Later lifeEdit

Jeanette Wässelius retired from the stage in 1820. She was succeeded as the prima donna by Henriette Widerberg who, despite having benefited by the retirement of Wässelia, claims that Jeanette Wässelius was unjustly dismissed. According to Henriette Widerberg, Wässelia was in 1820 at the age of 36 at the very high point of her ability, highly respected by most for her talent as well as her professional conduct, and that there had been no valid reason whatever to fire her other than the fact that she was involved in an intense conflict with her colleague Edvard du Puy, a man whom Widerberg referred to as "as mean as he was beautiful" and who was at that time also prefect of the opera stage, and who according to Widerberg successfully had Wässelia unjustly dismissed as the result of an intrigue and abuse of his power as prefect.[2]

Wässelia is not noted to have been professionally active after her retirement. She was discharged with a full royal pension and lived in Stockholm, where she died. She never married.

RolesEdit

Her most noted parts were the interpretations of Armide by Gluck, Laura in Léon, ou Le château de Monténéro by Dalayrac, Sophie in Sargino, ossia L'allievo dell'amore by Paër, Antigone in Oedipe uti Athen (Oidipus in Athens)[citation needed] by Sacchini, Constance in Les deux journées, ou Le porteur d'eau by Cherubini and Juliet in Roméo et Juliette composed by Daniel Steibelt (opposite Karl Gustaf Lindström), (1814–15 season) and Iphigénie in Iphigénie en Aulide by Gluck.

She made a success in the main part of Iphigénie en Aulide by Gluck in the benefit performance of Elisabeth Forsselius, who played Clitemnestre (1810); she played the protective angel of Sweden in Gustav Vasa by Gustav III and "did remarkably well" in Fästmännerna (The fiancees) opposite Inga Åberg.

Among her other parts were Lisette in Musikvurmen (Music craze) by Grenier[citation needed] during the 1796–97 season, Melisse in Renaud by Haeffner, (1800–01), Lina in L'opéra comique by F. P. Della Maria (1803–04), Amelina in Léhéman by Dalayrac (1804–05), Madame de Villeroux in Monsieur Des Chalumeaux by Pierre Gaveaux (1807–08), Elise in Une heure de mariage by Dalayrac (1808–09), Clorinde in Nicolas Isouard's Cendrillon opposite Elisabeth Frösslind (1810–11), Emilie in Les maris garçons by Berton (1812–23), Konstanze in Die Entführung aus dem Serail by Mozart, and Mathilda in Joconde by Isouard (1819–20).

ReferencesEdit

  1. ^ Svenskt biografiskt handlexikon
  2. ^ a b c d e f g h i Nordensvan, Georg, Svensk teater och svenska skådespelare från Gustav III till våra dagar.

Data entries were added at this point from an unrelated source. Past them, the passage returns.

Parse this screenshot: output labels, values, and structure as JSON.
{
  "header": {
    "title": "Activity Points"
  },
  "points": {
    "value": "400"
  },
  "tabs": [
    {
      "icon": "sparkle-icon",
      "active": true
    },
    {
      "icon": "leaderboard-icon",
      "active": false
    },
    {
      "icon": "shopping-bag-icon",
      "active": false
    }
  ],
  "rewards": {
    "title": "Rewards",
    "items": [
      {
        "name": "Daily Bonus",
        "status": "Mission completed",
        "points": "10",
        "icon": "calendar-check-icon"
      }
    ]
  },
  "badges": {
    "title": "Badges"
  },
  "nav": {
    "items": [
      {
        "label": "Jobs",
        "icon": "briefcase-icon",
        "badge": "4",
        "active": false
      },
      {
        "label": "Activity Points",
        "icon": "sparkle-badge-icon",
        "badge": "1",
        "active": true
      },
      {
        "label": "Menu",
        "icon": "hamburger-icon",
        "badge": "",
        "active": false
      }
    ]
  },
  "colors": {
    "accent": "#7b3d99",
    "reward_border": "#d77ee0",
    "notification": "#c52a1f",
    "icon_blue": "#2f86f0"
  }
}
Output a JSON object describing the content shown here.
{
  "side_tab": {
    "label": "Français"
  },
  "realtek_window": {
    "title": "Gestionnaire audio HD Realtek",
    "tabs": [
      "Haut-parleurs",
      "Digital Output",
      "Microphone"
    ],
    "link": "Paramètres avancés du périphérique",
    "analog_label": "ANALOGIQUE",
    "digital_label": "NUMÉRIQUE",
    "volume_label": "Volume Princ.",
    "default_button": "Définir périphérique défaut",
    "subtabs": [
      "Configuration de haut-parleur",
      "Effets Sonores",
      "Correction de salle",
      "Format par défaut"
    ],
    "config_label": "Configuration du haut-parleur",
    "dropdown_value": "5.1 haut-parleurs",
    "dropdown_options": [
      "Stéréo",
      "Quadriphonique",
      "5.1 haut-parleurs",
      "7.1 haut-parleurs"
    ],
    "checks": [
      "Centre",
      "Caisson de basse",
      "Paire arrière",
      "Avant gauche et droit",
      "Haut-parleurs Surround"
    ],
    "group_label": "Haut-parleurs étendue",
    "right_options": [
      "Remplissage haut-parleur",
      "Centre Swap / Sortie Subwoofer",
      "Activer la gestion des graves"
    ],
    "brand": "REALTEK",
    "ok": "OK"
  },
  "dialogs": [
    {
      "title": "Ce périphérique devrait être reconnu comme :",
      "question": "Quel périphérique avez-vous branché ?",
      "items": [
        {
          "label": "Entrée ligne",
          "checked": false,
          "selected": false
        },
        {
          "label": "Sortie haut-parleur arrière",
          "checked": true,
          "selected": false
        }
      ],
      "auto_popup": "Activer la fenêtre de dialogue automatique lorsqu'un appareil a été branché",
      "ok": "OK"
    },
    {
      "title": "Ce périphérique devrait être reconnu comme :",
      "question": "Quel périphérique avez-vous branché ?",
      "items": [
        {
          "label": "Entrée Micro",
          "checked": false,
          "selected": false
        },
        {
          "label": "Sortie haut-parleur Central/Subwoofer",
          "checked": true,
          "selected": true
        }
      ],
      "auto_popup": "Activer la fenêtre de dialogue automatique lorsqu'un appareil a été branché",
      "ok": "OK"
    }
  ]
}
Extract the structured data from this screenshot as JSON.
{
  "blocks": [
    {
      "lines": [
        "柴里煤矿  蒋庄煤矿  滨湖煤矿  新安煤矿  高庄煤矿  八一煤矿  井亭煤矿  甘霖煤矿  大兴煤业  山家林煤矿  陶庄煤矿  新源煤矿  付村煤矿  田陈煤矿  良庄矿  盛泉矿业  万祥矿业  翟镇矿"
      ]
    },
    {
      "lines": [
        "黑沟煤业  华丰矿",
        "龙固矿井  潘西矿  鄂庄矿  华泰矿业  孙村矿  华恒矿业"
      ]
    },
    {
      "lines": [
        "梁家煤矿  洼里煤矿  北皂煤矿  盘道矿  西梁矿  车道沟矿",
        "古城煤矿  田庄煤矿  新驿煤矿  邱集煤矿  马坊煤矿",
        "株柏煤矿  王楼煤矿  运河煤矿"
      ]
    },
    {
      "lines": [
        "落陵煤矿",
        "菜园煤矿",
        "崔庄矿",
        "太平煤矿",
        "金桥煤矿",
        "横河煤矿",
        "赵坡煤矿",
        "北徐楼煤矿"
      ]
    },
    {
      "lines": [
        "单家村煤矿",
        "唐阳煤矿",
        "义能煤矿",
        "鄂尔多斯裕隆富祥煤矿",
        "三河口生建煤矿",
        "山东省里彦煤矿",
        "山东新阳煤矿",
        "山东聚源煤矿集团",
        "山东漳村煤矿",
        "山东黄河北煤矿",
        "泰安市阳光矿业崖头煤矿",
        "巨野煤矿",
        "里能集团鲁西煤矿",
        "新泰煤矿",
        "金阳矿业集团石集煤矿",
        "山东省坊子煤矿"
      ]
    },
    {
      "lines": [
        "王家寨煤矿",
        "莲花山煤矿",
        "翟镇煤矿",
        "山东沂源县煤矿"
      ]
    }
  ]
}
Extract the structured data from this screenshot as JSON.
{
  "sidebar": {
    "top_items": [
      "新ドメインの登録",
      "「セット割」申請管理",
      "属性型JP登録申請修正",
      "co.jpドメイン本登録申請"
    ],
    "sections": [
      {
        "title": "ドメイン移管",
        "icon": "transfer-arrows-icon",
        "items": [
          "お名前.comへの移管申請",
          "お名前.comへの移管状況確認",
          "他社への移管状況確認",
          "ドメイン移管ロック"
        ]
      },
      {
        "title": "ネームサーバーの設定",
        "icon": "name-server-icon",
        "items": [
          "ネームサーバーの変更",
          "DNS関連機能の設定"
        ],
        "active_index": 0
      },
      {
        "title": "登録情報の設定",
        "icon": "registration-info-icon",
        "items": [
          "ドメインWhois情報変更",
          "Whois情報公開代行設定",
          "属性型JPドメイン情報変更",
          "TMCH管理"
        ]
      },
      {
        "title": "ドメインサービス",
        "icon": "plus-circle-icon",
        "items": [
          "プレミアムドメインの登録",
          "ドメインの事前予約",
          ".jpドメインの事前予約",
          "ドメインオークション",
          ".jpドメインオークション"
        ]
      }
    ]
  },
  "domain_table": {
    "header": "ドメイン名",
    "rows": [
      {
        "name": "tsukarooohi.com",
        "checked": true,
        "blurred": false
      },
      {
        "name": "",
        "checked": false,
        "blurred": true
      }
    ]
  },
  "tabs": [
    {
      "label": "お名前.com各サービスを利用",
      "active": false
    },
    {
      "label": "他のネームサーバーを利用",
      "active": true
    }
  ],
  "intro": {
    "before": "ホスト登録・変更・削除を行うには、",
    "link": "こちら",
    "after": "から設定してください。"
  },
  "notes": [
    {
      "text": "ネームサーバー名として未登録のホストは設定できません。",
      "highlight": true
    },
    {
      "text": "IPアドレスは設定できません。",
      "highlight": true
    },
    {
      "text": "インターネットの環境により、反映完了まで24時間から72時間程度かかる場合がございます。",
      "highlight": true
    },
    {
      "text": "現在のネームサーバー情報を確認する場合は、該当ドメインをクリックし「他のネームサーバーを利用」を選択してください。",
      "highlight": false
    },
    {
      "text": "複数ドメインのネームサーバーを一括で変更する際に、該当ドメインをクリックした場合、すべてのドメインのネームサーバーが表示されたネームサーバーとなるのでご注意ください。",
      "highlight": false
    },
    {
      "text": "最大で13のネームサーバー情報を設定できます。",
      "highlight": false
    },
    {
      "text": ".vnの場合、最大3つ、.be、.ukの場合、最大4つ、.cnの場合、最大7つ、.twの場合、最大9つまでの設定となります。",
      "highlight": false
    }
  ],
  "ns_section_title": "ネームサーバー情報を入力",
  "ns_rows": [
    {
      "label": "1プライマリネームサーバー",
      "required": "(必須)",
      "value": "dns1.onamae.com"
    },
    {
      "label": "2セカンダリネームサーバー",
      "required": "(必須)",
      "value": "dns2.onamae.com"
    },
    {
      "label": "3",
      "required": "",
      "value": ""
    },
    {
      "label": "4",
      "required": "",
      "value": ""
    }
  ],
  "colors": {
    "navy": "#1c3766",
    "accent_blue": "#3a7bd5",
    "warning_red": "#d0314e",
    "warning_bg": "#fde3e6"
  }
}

Förra delen, 1772-1842, Bonnier, Stockholm, 1917 ['Swedish theatre and Swedish actors from Gustav III to our days. First Book 1772–1842'] (in Swedish)
  3. ^ Cecilia af Klercker (översättning och redigering) (1942). Hedvig Elisabeth Charlottas dagbok IX (The diaries of Hedvig Elizabeth Charlotte IX). P.A. Norstedt & Söners förlag.
  • Svenskt biografiskt handlexikon (Swedish biographical dictionary) 1906 (in Swedish)
  • Österberg, Carin, Lewenhaupt, Inga & Wahlberg, Anna Greta, Svenska kvinnor: föregångare nyskapare, Signum, Lund, 1990 1990 (Swedish)
  • Nordensvan, Georg, Svensk teater och svenska skådespelare från Gustav III till våra dagar. Förra delen, 1772-1842, Bonnier, Stockholm, 1917 ['Swedish theatre and Swedish actors from Gustav III to our days. First book 1772–1842'] (Swedish)
  • "Kungliga teaterns repertoar 1773-1973" (The repertoire of the royal theatre) 1974 (in Swedish)
  • Nils Bohman: "Svenska män och kvinnor. Book 2" (Swedish men and women. Dictionary) (in Swedish)
  • Cecilia af Klercker (översättning och redigering) (1942). Hedvig Elisabeth Charlottas dagbok IX (The diaries of Hedvig Elizabeth Charlotte IX). P.A. Norstedt & Söners förlag.
  • Minne af Kongl. Dramatiska Teatern med en Repertoire (To the memory of the royal dramatic theatre with a repertoire) (in Swedish)

Further readingEdit